7th Latin Jazz and Music Festival Hosted by L.A. Councilmember Gil Cedillo Goes Virtual
|José Rizo (kneeling) leads a band called Mongorama in honor of legendary Mongo Santamaría. Photo by Dr. Andrea Bruce|
By Abel M. Salas
Tranquil and dotted with the tall trees from which it takes its name, Sycamore Grove Park greets visitors with a quiet peace and a pleasant stillness. The park appears to offer more wide-open space than it really has, a result of its proximity to Debs Park, which stretches over the crest of the highest nearby hilltop visible directly across the 110 North. Until recently, more than half of Highland Park residents were children, grandchildren or great-grandchildren of either U.S.-born Mexican Americans or Mexican immigrants. These often gathered their families on warm summer weekends under the shade of a Sycamore or at a picnic table for birthday parties, baptismal celebrations, ball games, and carne asadas.
Others came in pairs on missions of courtship and romance. Some drove in from neighboring East Side neighborhoods or rode public transit to the park on pilgrimages to the big blue “lonchera,” a husband and wife operated food truck that has served up legendary Mexican-style seafood to park guests and walk-up clientele at the same curbside spot for 26 years. Running through it all like a radiant cultural thread linking all our parks and our neighborhoods and our lives with a shimmering arc of sound has been the music, a soundtrack with Mexican Ranchera, American Rock & Pop, urban Hip-Hop and Latin Jazz on heavy rotation.
Los Angeles City Councilmember Gil Cedillo has been a life-long aficionado of Latin Jazz. But as a representative of the First District--which includes the community of Highland Park--and a staunch advocate for the arts, he has cultivated an appreciation for an eclectic range of musical styles. The Boyle Heights-bred former labor union organizer turned elected official regularly features artwork by local school children on the walls of his field offices. When he was asked to do a walk on cameo in the film version of Water & Power by playwright and Culture Clash comedy trio member Richard Montoya, Cedillo agreed because, for him, the arts matter.

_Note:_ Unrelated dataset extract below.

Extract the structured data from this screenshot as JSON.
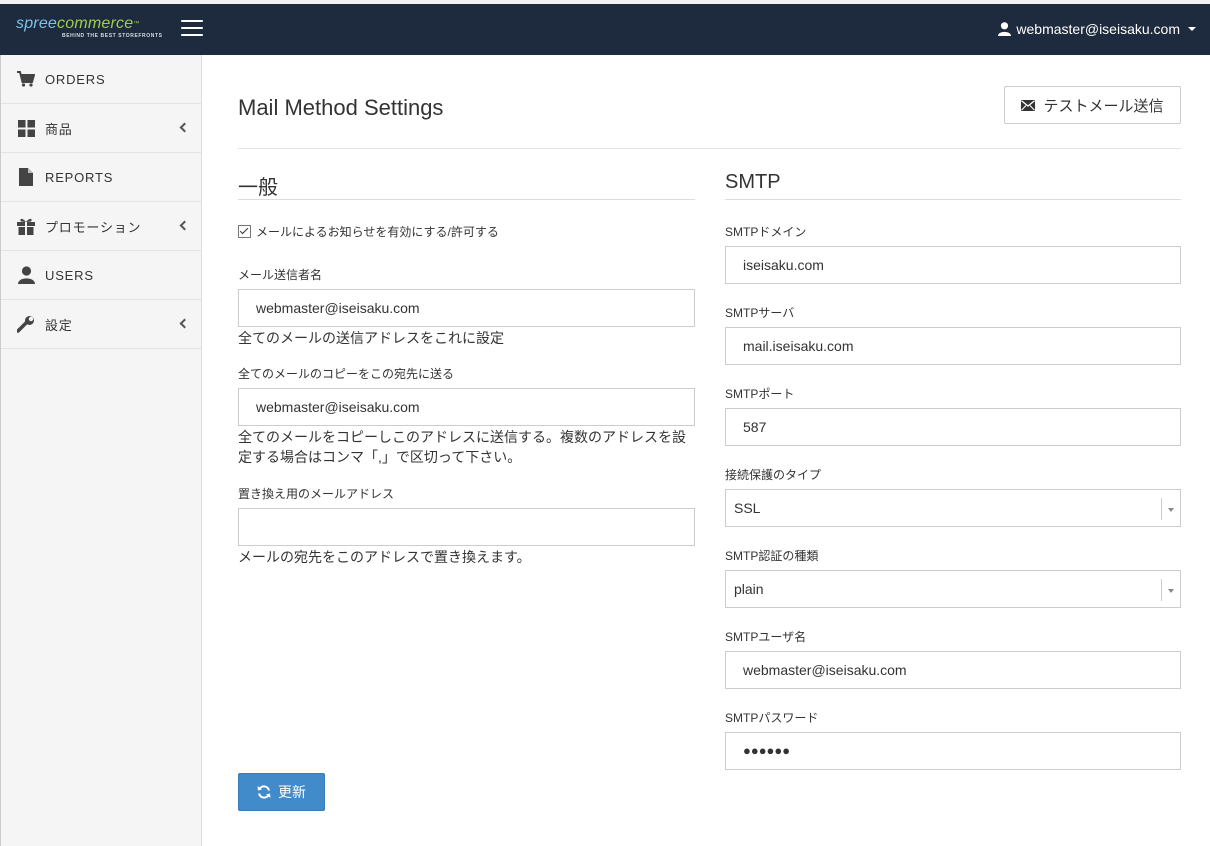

Yet despite all the proverbial “slings and arrows,” it is evident that Cedillo hears and understands the soundtrack, registers it as a musical melange or medley capable of delivering us to places where we will see our humanity restored or propelling us headlong into beautifully challenging yet ultimately inspiring and rewarding experiences and situations we hadn’t realized we were prepared for already. In my case it was literal. I wrote about music for the alternative weekly in Austin. That took me to Mexico City and Chiapas where I wrote about Mexican rock and Zapatismo, which led to a story about a Texas band that had successfully effected a reverse-crossover, becoming huge in Mexico, despite humble beginnings in a north side Houston beer joint. That band later hired me as their publicist, a move which eventually led me to L.A. From photo to left: José Rizo (l.) accepts a commendation from Councilmember Cedillo.

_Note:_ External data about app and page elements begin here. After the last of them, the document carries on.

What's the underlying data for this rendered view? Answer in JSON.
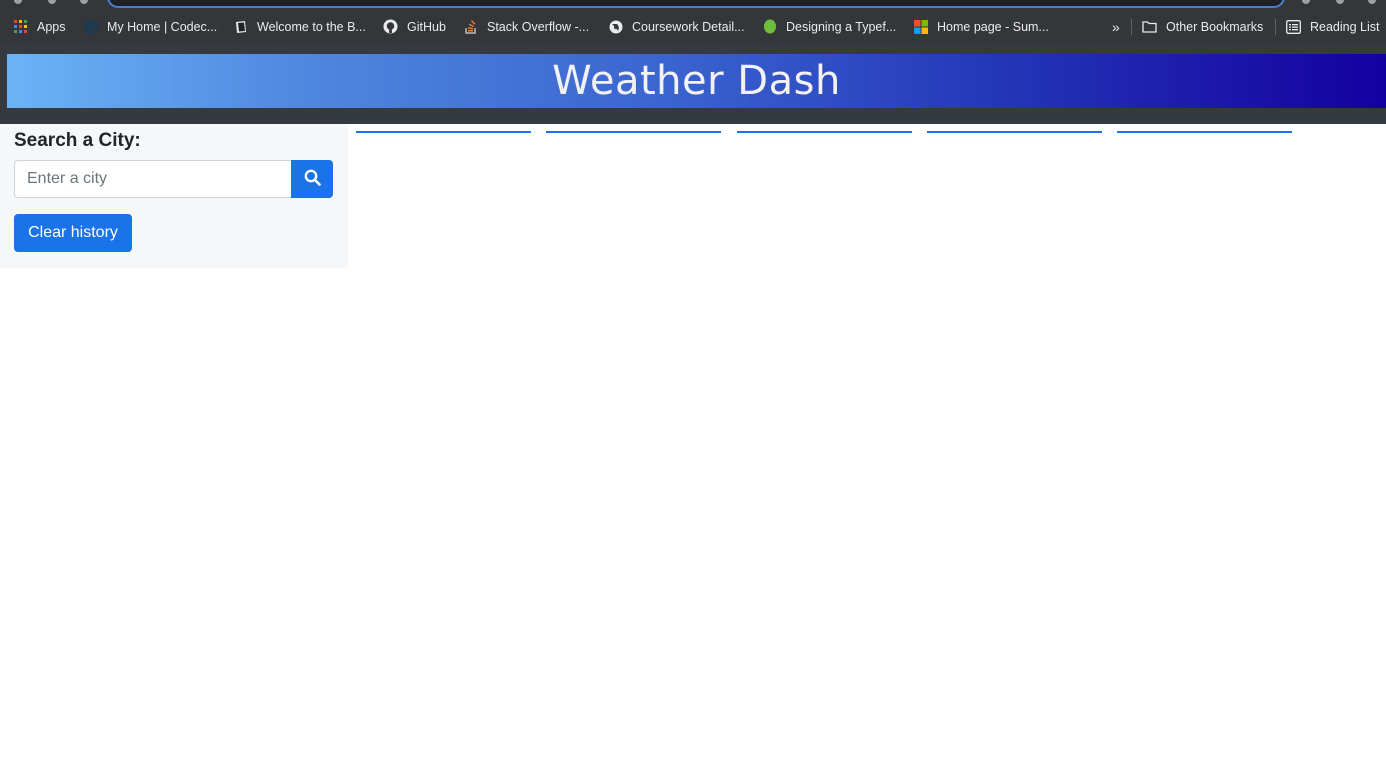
{
  "bookmarks": [
    {
      "label": "Apps",
      "icon": "apps-grid-icon"
    },
    {
      "label": "My Home | Codec...",
      "icon": "codecademy-icon"
    },
    {
      "label": "Welcome to the B...",
      "icon": "book-icon"
    },
    {
      "label": "GitHub",
      "icon": "github-icon"
    },
    {
      "label": "Stack Overflow -...",
      "icon": "stackoverflow-icon"
    },
    {
      "label": "Coursework Detail...",
      "icon": "globe-icon"
    },
    {
      "label": "Designing a Typef...",
      "icon": "leaf-icon"
    },
    {
      "label": "Home page - Sum...",
      "icon": "microsoft-icon"
    }
  ],
  "bookmarks_overflow": "»",
  "other_bookmarks": "Other Bookmarks",
  "reading_list": "Reading List",
  "header": {
    "title": "Weather Dash"
  },
  "sidebar": {
    "heading": "Search a City:",
    "search_placeholder": "Enter a city",
    "clear_label": "Clear history"
  },
  "colors": {
    "primary": "#1a73e8",
    "header_bg": "#343a40",
    "banner_start": "#6ab4f5",
    "banner_end": "#1400a0"
  }
}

Cedillo, meanwhile, was busy broaching the idea for a Latin Jazz and music festival with his staff and community leaders such as Sandra Figueroa, Executive Director at El Centro del Pueblo as well as composer, band leader, and music producer José Rizo. Creator and host of the “Jazz on the Latin Side” radio program airing Friday and Saturday nights on KJAZZ (KKJZ 88.1 FM), Rizo was in regular contact with a vast network of world-class Latin Jazz masters and eventually agreed to begin producing the two-day event. Featuring luminary artists such five-time Grammy-nominated and Grammy-winning West Coast percussionist and vocalist Poncho Sánchez, former Santana lead-singer Andy Vargas, Susie Hansen and Chicano Batman, along with many others, the inaugural Latin Jazz & Music Festival was held in late August, 2014 at Sycamore Grove Park. And it got progressively better each consecutive year after that.
In response to the global pandemic and the measures being taken to minimize health risks and possible spread of the COVID-19 infection, the 7th Annual Latin Jazz & Music Festival will be livestreamed online tonight from 6 p.m. to 8 p.m. Please make note of the time change. The event Councilmember Gil Cedillo, the live event will feature performances by Jose Rizo’s MONGORAMA, a big band named in honor of legendary percussionist Mongo Santamaría and a performance by the Gilbert Castellanos Latin Jazz Ensemble, as well as interviews with individual artists. The following list includes all the platforms on which the livestream Latin Jazz concert can be viewed:
Facebook: Councilmember Gilbert Cedillo